class MyAppValueError(ValueError):
    '''Raise when a specific subset of values in context of app is wrong'''
    def __init__(self, message, foo, *args):
        self.message = message # without this you may get DeprecationWarning
        # Special attribute you desire with your Error, 
        # perhaps the value that caused the error?:
        self.foo = foo         
        # allow users initialize misc. arguments as any other builtin Error
        super(MyAppValueError, self).__init__(message, foo, *args) 

There's really no need to write your own __str__ or __repr__. The builtin ones are very nice, and your cooperative inheritance ensures that you use it.

Critique of the top answer

Maybe I missed the question, but why not:

class MyException(Exception):
    pass

Again, the problem with the above is that in order to catch it, you'll either have to name it specifically (importing it if created elsewhere) or catch Exception, (but you're probably not prepared to handle all types of Exceptions, and you should only catch exceptions you are prepared to handle). Similar criticism to the below, but additionally that's not the way to initialize via super, and you'll get a DeprecationWarning if you access the message attribute:

Edit: to override something (or pass extra args), do this:

class ValidationError(Exception):
    def __init__(self, message, errors):

        # Call the base class constructor with the parameters it needs
        super(ValidationError, self).__init__(message)

        # Now for your custom code...
        self.errors = errors

That way you could pass dict of error messages to the second param, and get to it later with e.errors

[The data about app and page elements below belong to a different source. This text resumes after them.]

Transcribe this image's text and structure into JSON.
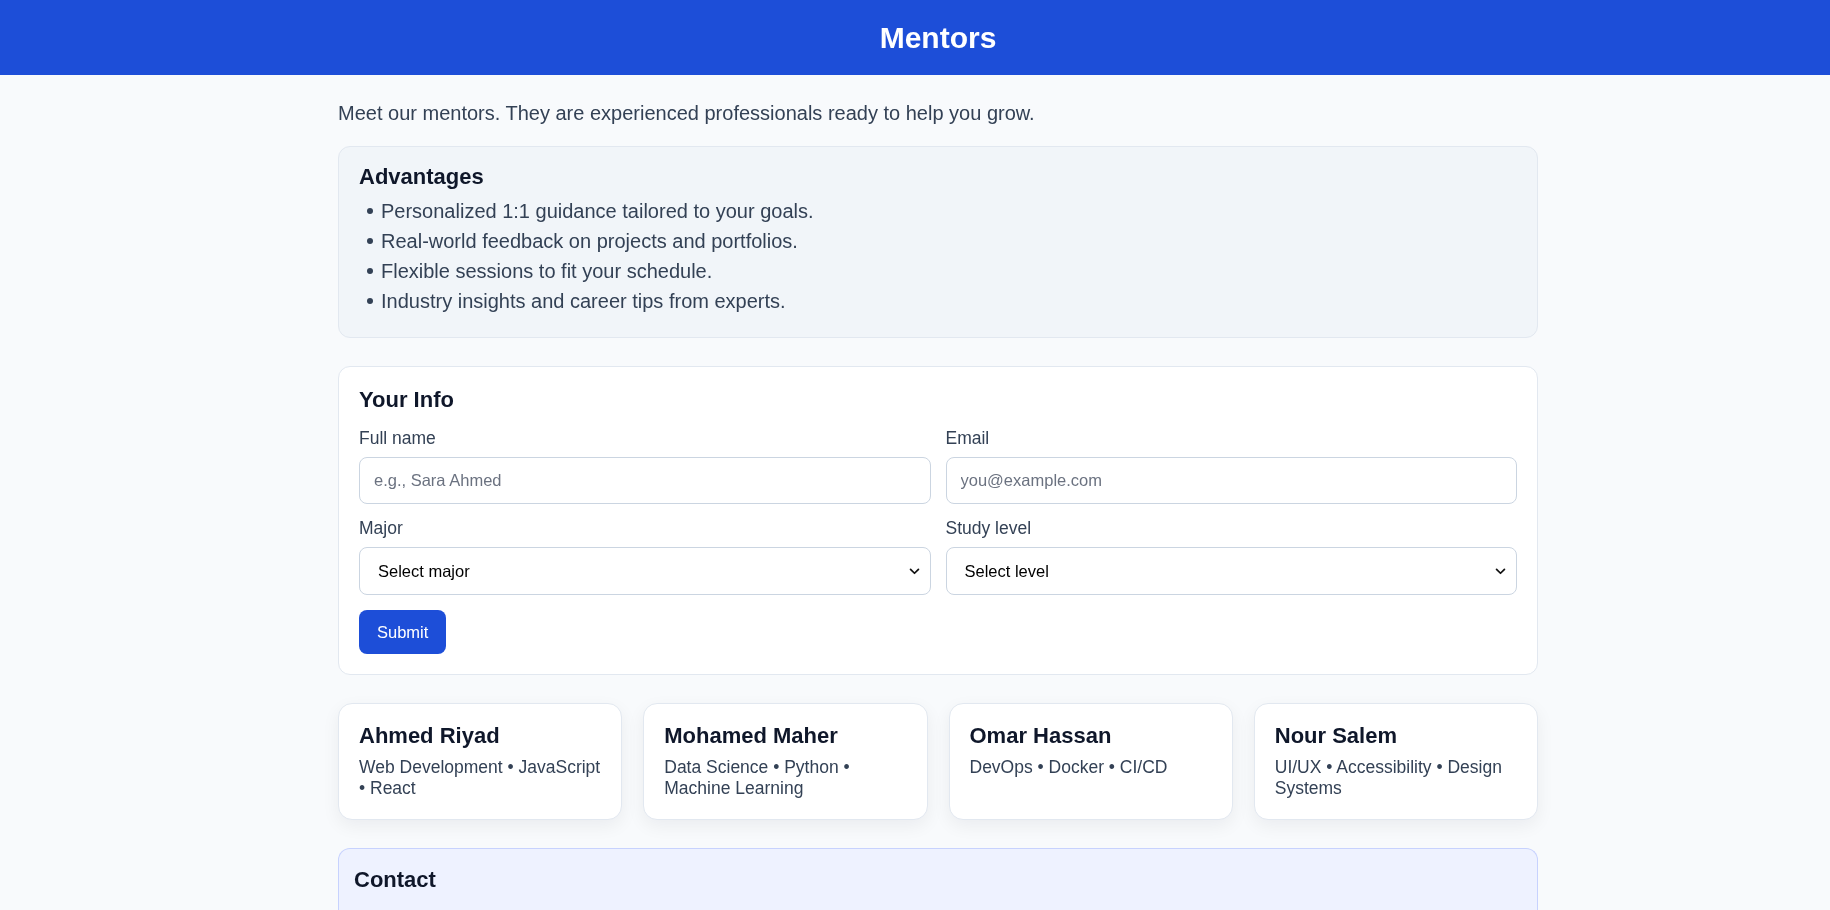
{
  "header": {
    "title": "Mentors"
  },
  "intro": "Meet our mentors. They are experienced professionals ready to help you grow.",
  "advantages": {
    "title": "Advantages",
    "items": [
      "Personalized 1:1 guidance tailored to your goals.",
      "Real-world feedback on projects and portfolios.",
      "Flexible sessions to fit your schedule.",
      "Industry insights and career tips from experts."
    ]
  },
  "form": {
    "title": "Your Info",
    "fields": [
      {
        "kind": "input",
        "label": "Full name",
        "placeholder": "e.g., Sara Ahmed"
      },
      {
        "kind": "input",
        "label": "Email",
        "placeholder": "you@example.com"
      },
      {
        "kind": "select",
        "label": "Major",
        "value": "Select major"
      },
      {
        "kind": "select",
        "label": "Study level",
        "value": "Select level"
      }
    ],
    "submit": "Submit"
  },
  "mentors": [
    {
      "name": "Ahmed Riyad",
      "tags": "Web Development • JavaScript • React"
    },
    {
      "name": "Mohamed Maher",
      "tags": "Data Science • Python • Machine Learning"
    },
    {
      "name": "Omar Hassan",
      "tags": "DevOps • Docker • CI/CD"
    },
    {
      "name": "Nour Salem",
      "tags": "UI/UX • Accessibility • Design Systems"
    }
  ],
  "contact": {
    "title": "Contact"
  }
}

It also requires exactly two arguments to be passed in (aside from the self.) No more, no less. That's an interesting constraint that future users may not appreciate.

To be direct - it violates Liskov substitutability.

I'll demonstrate both errors:

>>> ValidationError('foo', 'bar', 'baz').message

Traceback (most recent call last):
  File "<pyshell#10>", line 1, in <module>
    ValidationError('foo', 'bar', 'baz').message
TypeError: __init__() takes exactly 3 arguments (4 given)

>>> ValidationError('foo', 'bar').message
__main__:1: DeprecationWarning: BaseException.message has been deprecated as of Python 2.6
'foo'

Compared to:

>>> MyAppValueError('foo', 'FOO', 'bar').message
'foo'




python exception exception-handling